Assuming everyone who bids gets the lowest amount (£40k), the £16.8 million will be shared amongst a maximum number of 420 organisations in England. I would have thought that it is going to be terribly over-subscribed; not least, as Apek rightly points out, because the Fund does not appear to be specific to specialist advice services as opposed to generalist
I doubt this is an accidental omission on the Government's part. For example, it may have felt acknowledging the need for specialist assistance in these areas of law might have gone against much of what it is saying in the current legal aid reform programme
Who knows. I'd be interested to hear what others think about the Fund
1. Immigration advice doesn't qualify as 'the sector' advised the government that there is more demand for employment cases. Really...? the government impact assessment forecast a reduction in 37,300 legal help immigration cases against 13,300 employment cases...
2. Am I correct that the 10% cut in legal aid fees this year won't, in itself, qualify an organisation to even apply? (the fee cut came in midway through 2011-12 and organisations need to show an OVERALL reduction in funding of 10% for 2011-12 compared to 2010-11)
Post by Colin Henderson on Nov 28, 2011 15:17:56 GMT
They create a fund which is actually big enough to give EVERY NfP delivering SWL legal aid at least a 40k boost, (see my previous calcs) but then say you have to show your SWL funding stream has reduced by 10% when their own fee cuts will show a projected reduction in income up to March 2012 of about 3% (as old cases get billed through).
So you have to demonstrate other existing cuts to SWL funding to qualify, and it's as clear as mud whether core funding cuts (which are the main ones experienced so far) will even count, and it seems agencies without specialist SWL advice can have a try.
What seems clear is that core cuts announced for April 2012 are irrelevant. So those facing that scenario are stuffed. Seems its designed only for agencies who have already survived substantial cuts this year - what's the point of that?
Anyone would think it's designed NOT to help us survive next year.
Oh, right, now I get it...
PS. Very prescient (and polite) letter, apek - do let us know when you get your reply.
Post by Richard Wilkinson on Nov 28, 2011 15:46:24 GMT
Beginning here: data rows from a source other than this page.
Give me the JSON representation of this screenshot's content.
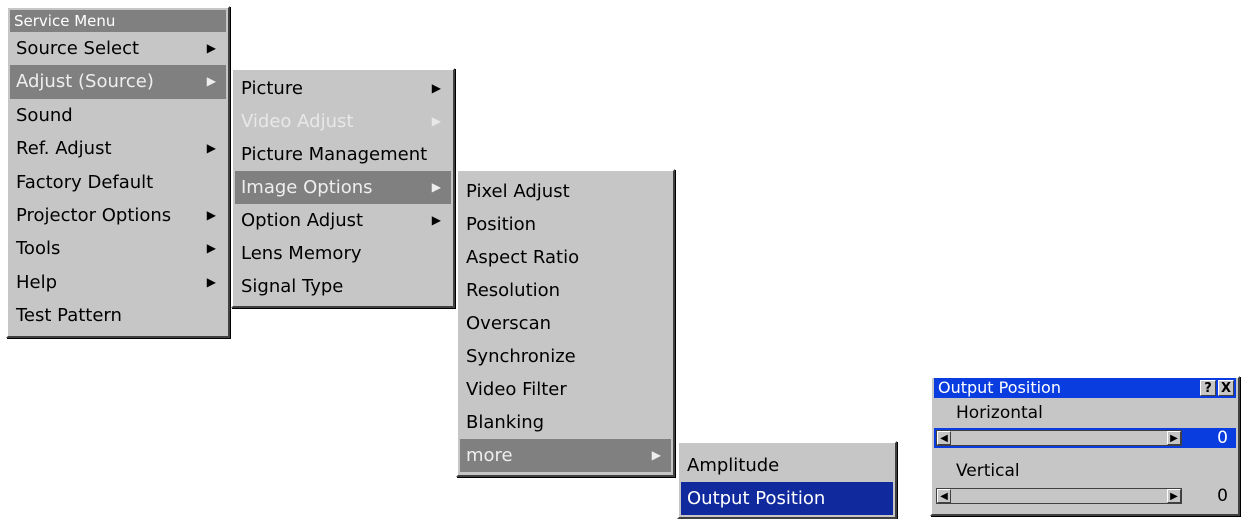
{
  "service_menu": {
    "title": "Service Menu",
    "items": [
      {
        "label": "Source Select",
        "arrow": "▶"
      },
      {
        "label": "Adjust (Source)",
        "arrow": "▶"
      },
      {
        "label": "Sound"
      },
      {
        "label": "Ref. Adjust",
        "arrow": "▶"
      },
      {
        "label": "Factory Default"
      },
      {
        "label": "Projector Options",
        "arrow": "▶"
      },
      {
        "label": "Tools",
        "arrow": "▶"
      },
      {
        "label": "Help",
        "arrow": "▶"
      },
      {
        "label": "Test Pattern"
      }
    ]
  },
  "adjust_menu": {
    "items": [
      {
        "label": "Picture",
        "arrow": "▶"
      },
      {
        "label": "Video Adjust",
        "arrow": "▶"
      },
      {
        "label": "Picture Management"
      },
      {
        "label": "Image Options",
        "arrow": "▶"
      },
      {
        "label": "Option Adjust",
        "arrow": "▶"
      },
      {
        "label": "Lens Memory"
      },
      {
        "label": "Signal Type"
      }
    ]
  },
  "image_options_menu": {
    "items": [
      {
        "label": "Pixel Adjust"
      },
      {
        "label": "Position"
      },
      {
        "label": "Aspect Ratio"
      },
      {
        "label": "Resolution"
      },
      {
        "label": "Overscan"
      },
      {
        "label": "Synchronize"
      },
      {
        "label": "Video Filter"
      },
      {
        "label": "Blanking"
      },
      {
        "label": "more",
        "arrow": "▶"
      }
    ]
  },
  "more_menu": {
    "items": [
      {
        "label": "Amplitude"
      },
      {
        "label": "Output Position"
      }
    ]
  },
  "output_dialog": {
    "title": "Output Position",
    "help_icon": "?",
    "close_icon": "X",
    "horizontal_label": "Horizontal",
    "horizontal_value": "0",
    "vertical_label": "Vertical",
    "vertical_value": "0",
    "left_arrow": "◀",
    "right_arrow": "▶"
  },
  "colors": {
    "menu_bg": "#c6c6c6",
    "highlight_gray": "#808080",
    "selection_blue": "#102a9e",
    "title_blue": "#0a3de0"
  }
}
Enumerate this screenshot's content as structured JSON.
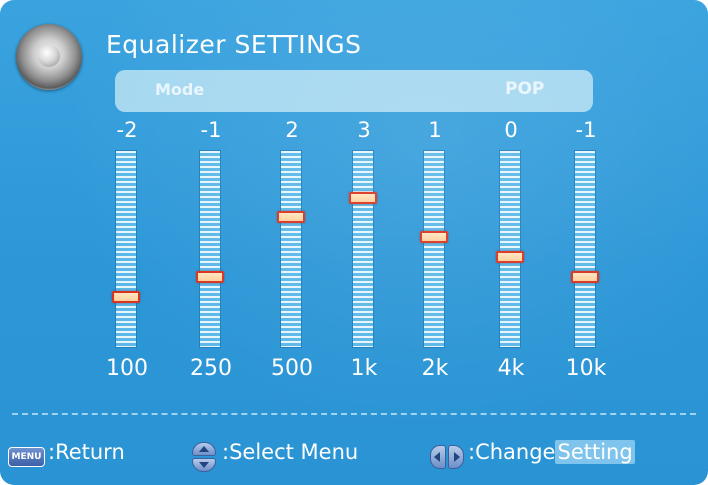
{
  "header": {
    "title": "Equalizer SETTINGS",
    "icon": "speaker-icon"
  },
  "mode": {
    "label": "Mode",
    "value": "POP"
  },
  "equalizer": {
    "range": [
      -5,
      5
    ],
    "bands": [
      {
        "freq": "100",
        "value": "-2",
        "level": -2
      },
      {
        "freq": "250",
        "value": "-1",
        "level": -1
      },
      {
        "freq": "500",
        "value": "2",
        "level": 2
      },
      {
        "freq": "1k",
        "value": "3",
        "level": 3
      },
      {
        "freq": "2k",
        "value": "1",
        "level": 1
      },
      {
        "freq": "4k",
        "value": "0",
        "level": 0
      },
      {
        "freq": "10k",
        "value": "-1",
        "level": -1
      }
    ]
  },
  "footer": {
    "menu_key": "MENU",
    "return_label": ":Return",
    "select_label": ":Select Menu",
    "change_label": ":Change",
    "setting_label": "Setting"
  },
  "colors": {
    "background": "#2c97d7",
    "mode_bar": "#a5d8f0",
    "knob_border": "#d9331e"
  }
}
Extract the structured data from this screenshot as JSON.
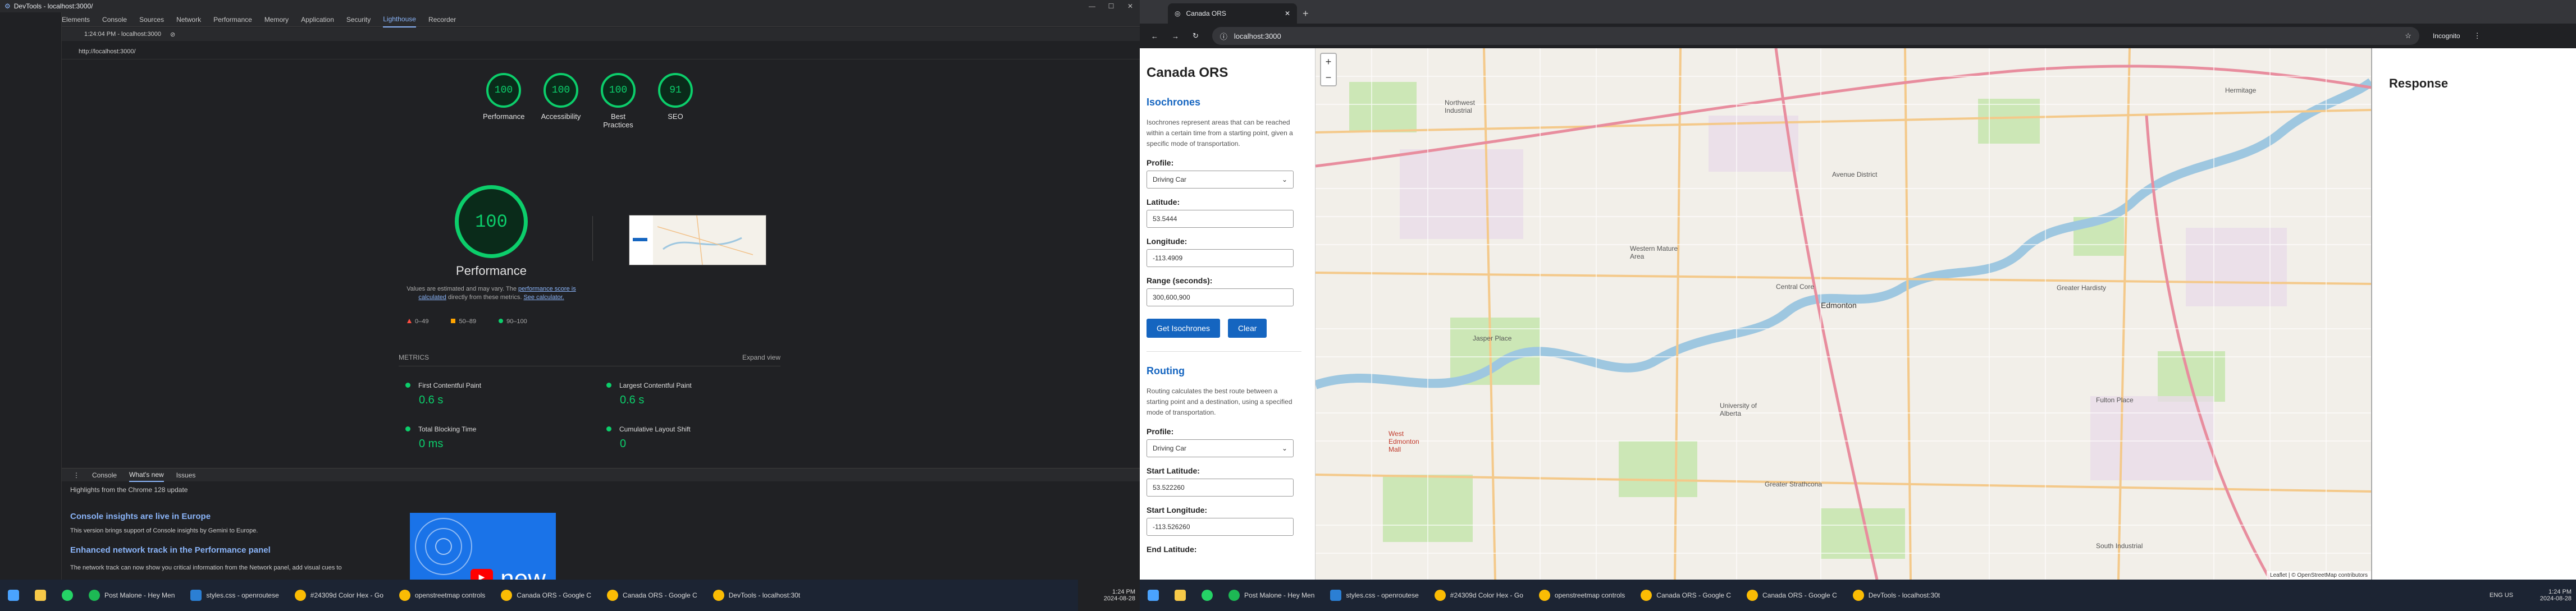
{
  "left": {
    "window_title": "DevTools - localhost:3000/",
    "tabs": [
      "Elements",
      "Console",
      "Sources",
      "Network",
      "Performance",
      "Memory",
      "Application",
      "Security",
      "Lighthouse",
      "Recorder"
    ],
    "active_tab": "Lighthouse",
    "report_selector": "1:24:04 PM - localhost:3000",
    "url": "http://localhost:3000/",
    "scores": [
      {
        "label": "Performance",
        "value": "100"
      },
      {
        "label": "Accessibility",
        "value": "100"
      },
      {
        "label": "Best Practices",
        "value": "100"
      },
      {
        "label": "SEO",
        "value": "91"
      }
    ],
    "perf_score": "100",
    "perf_title": "Performance",
    "perf_note_pre": "Values are estimated and may vary. The ",
    "perf_note_link": "performance score is calculated",
    "perf_note_mid": " directly from these metrics. ",
    "perf_note_link2": "See calculator.",
    "legend": [
      "0–49",
      "50–89",
      "90–100"
    ],
    "metrics_label": "METRICS",
    "expand_view": "Expand view",
    "metrics": [
      {
        "name": "First Contentful Paint",
        "value": "0.6 s"
      },
      {
        "name": "Largest Contentful Paint",
        "value": "0.6 s"
      },
      {
        "name": "Total Blocking Time",
        "value": "0 ms"
      },
      {
        "name": "Cumulative Layout Shift",
        "value": "0"
      }
    ],
    "drawer_tabs": [
      "Console",
      "What's new",
      "Issues"
    ],
    "drawer_active": "What's new",
    "highlights": "Highlights from the Chrome 128 update",
    "news1_title": "Console insights are live in Europe",
    "news1_text": "This version brings support of Console insights by Gemini to Europe.",
    "news2_title": "Enhanced network track in the Performance panel",
    "news2_text": "The network track can now show you critical information from the Network panel, add visual cues to",
    "promo_text": "new",
    "taskbar": [
      {
        "label": "Post Malone - Hey Men",
        "color": "#1db954"
      },
      {
        "label": "styles.css - openroutese",
        "color": "#2b7fd4"
      },
      {
        "label": "#24309d Color Hex - Go",
        "color": "#fbbc04"
      },
      {
        "label": "openstreetmap controls",
        "color": "#fbbc04"
      },
      {
        "label": "Canada ORS - Google C",
        "color": "#fbbc04"
      },
      {
        "label": "Canada ORS - Google C",
        "color": "#fbbc04"
      },
      {
        "label": "DevTools - localhost:30t",
        "color": "#fbbc04"
      }
    ],
    "clock_time": "1:24 PM",
    "clock_date": "2024-08-28"
  },
  "right": {
    "tab_title": "Canada ORS",
    "url": "localhost:3000",
    "incognito": "Incognito",
    "app_title": "Canada ORS",
    "iso_heading": "Isochrones",
    "iso_desc": "Isochrones represent areas that can be reached within a certain time from a starting point, given a specific mode of transportation.",
    "profile_label": "Profile:",
    "profile_value": "Driving Car",
    "lat_label": "Latitude:",
    "lat_value": "53.5444",
    "lon_label": "Longitude:",
    "lon_value": "-113.4909",
    "range_label": "Range (seconds):",
    "range_value": "300,600,900",
    "get_iso": "Get Isochrones",
    "clear": "Clear",
    "routing_heading": "Routing",
    "routing_desc": "Routing calculates the best route between a starting point and a destination, using a specified mode of transportation.",
    "r_profile_label": "Profile:",
    "r_profile_value": "Driving Car",
    "start_lat_label": "Start Latitude:",
    "start_lat_value": "53.522260",
    "start_lon_label": "Start Longitude:",
    "start_lon_value": "-113.526260",
    "end_lat_label": "End Latitude:",
    "response_title": "Response",
    "attribution": "Leaflet | © OpenStreetMap contributors",
    "map_labels": {
      "l1": "Northwest Industrial",
      "l2": "Hermitage",
      "l3": "Edmonton",
      "l4": "Central Core",
      "l5": "Western Mature Area",
      "l6": "Greater Hardisty",
      "l7": "Jasper Place",
      "l8": "Greater Strathcona",
      "l9": "South Industrial",
      "l10": "West Edmonton Mall",
      "l11": "Fulton Place",
      "l12": "Avenue District",
      "l13": "University of Alberta"
    },
    "taskbar": [
      {
        "label": "Post Malone - Hey Men",
        "color": "#1db954"
      },
      {
        "label": "styles.css - openroutese",
        "color": "#2b7fd4"
      },
      {
        "label": "#24309d Color Hex - Go",
        "color": "#fbbc04"
      },
      {
        "label": "openstreetmap controls",
        "color": "#fbbc04"
      },
      {
        "label": "Canada ORS - Google C",
        "color": "#fbbc04"
      },
      {
        "label": "Canada ORS - Google C",
        "color": "#fbbc04"
      },
      {
        "label": "DevTools - localhost:30t",
        "color": "#fbbc04"
      }
    ],
    "tray_lang": "ENG US",
    "clock_time": "1:24 PM",
    "clock_date": "2024-08-28"
  },
  "colors": {
    "pass": "#0cce6b",
    "accent": "#8ab4f8",
    "button": "#1565c0"
  }
}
Presumably if you have had some sort of monster claw back from our comrades at Provider Assurance or some other sort of cash recovered by via FS, you may well be eligible as you have 10% less cash than the previous year?
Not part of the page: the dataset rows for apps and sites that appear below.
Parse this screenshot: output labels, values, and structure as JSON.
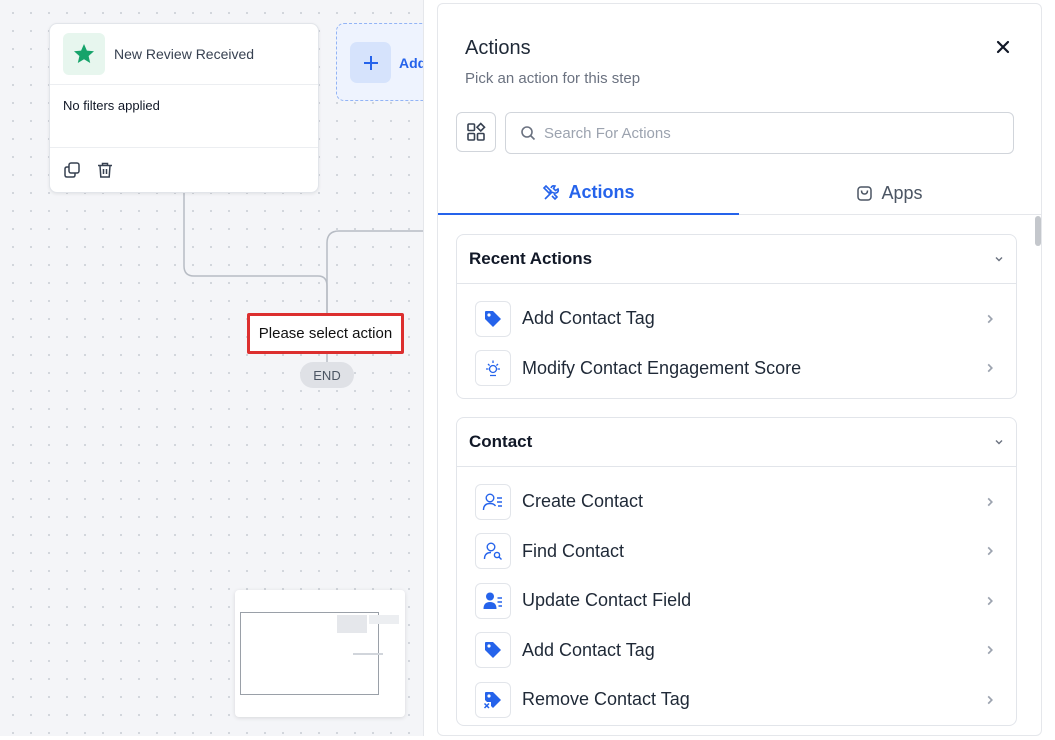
{
  "canvas": {
    "trigger": {
      "title": "New Review Received",
      "filters": "No filters applied",
      "icon": "star-icon",
      "accent": "#16a36a"
    },
    "add_node": {
      "label": "Add"
    },
    "pending_action": "Please select action",
    "end_label": "END"
  },
  "panel": {
    "title": "Actions",
    "subtitle": "Pick an action for this step",
    "search_placeholder": "Search For Actions",
    "tabs": [
      {
        "label": "Actions",
        "icon": "tools-icon",
        "active": true
      },
      {
        "label": "Apps",
        "icon": "bag-icon",
        "active": false
      }
    ],
    "sections": [
      {
        "title": "Recent Actions",
        "items": [
          {
            "label": "Add Contact Tag",
            "icon": "tag-icon"
          },
          {
            "label": "Modify Contact Engagement Score",
            "icon": "sparkle-icon"
          }
        ]
      },
      {
        "title": "Contact",
        "items": [
          {
            "label": "Create Contact",
            "icon": "user-list-icon"
          },
          {
            "label": "Find Contact",
            "icon": "user-search-icon"
          },
          {
            "label": "Update Contact Field",
            "icon": "user-edit-icon"
          },
          {
            "label": "Add Contact Tag",
            "icon": "tag-icon"
          },
          {
            "label": "Remove Contact Tag",
            "icon": "tag-remove-icon"
          }
        ]
      }
    ],
    "accent": "#2563eb"
  }
}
Post by Colin Henderson on Nov 28, 2011 16:38:49 GMT
And presumably if an agency took the decision NOT to bid in the last SWL contract round and instead gave up on legal aid in Nov 2010, but continued to provide some sort of SWL eg through FIF, etc. then they will be able to easily demonstrate a contraction of SWL advice services over 10% of income between last year and this, whereas those of us who persisted with legal aid will not?
Or if you decided to (or were compelled to) bid for a smaller LSC contract, then same applies - you qualify, whereas those who were successful and won more LSC work, and are therefore most exposed to the effect of the 10% fee cut next year, won't qualify.
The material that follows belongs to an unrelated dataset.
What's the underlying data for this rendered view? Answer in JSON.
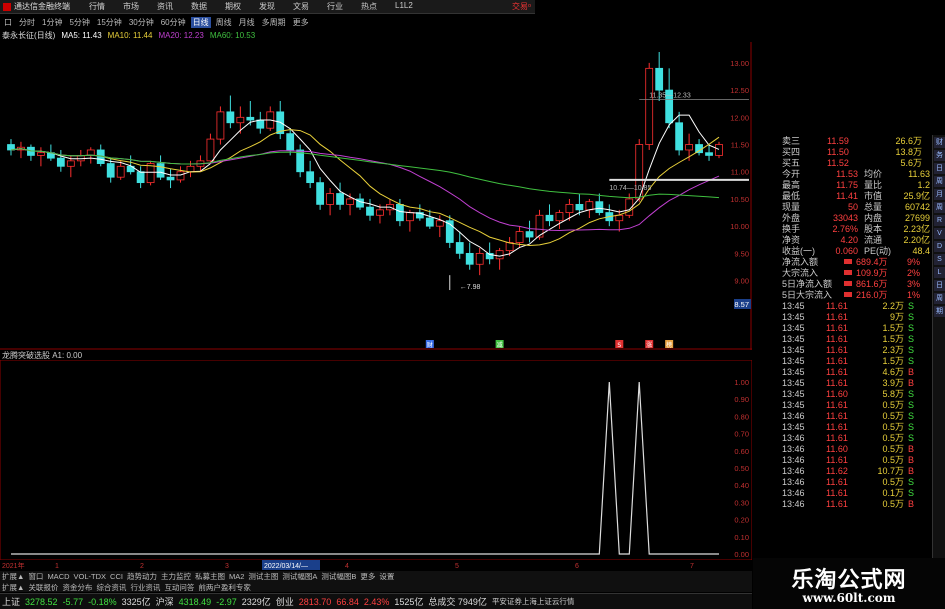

I think we need to start a top ten list of the perversities of these criteria.
paulsweeting Point 2 - It's the total annual funding from public sources that counts, 2010-11 vs. 2011-12, so the 10% cut in fees from October won't in itself (ironically) make your organisation eligible.
Interestingly, SWL schedules only run until February. I don't see how anyone could assume what the schedules for February to March and beyond would be, so this may help towards your 10% cut in funding. I have asked the Big Lottery Fund to clarify this point.
Post by Richard Wilkinson on Nov 28, 2011 21:20:34 GMT
I am thinking of fessing up to a few dodgy cases we MAY have claimed, then am going to extrapolate my findings across the organisation. I will work out the amount overclaimed and write a cheque to the LSC just enough so we can show the 10% loss.
We are used to jumping hurdles to get cash. However, is this the first time we have had to limbo under a bar to get some?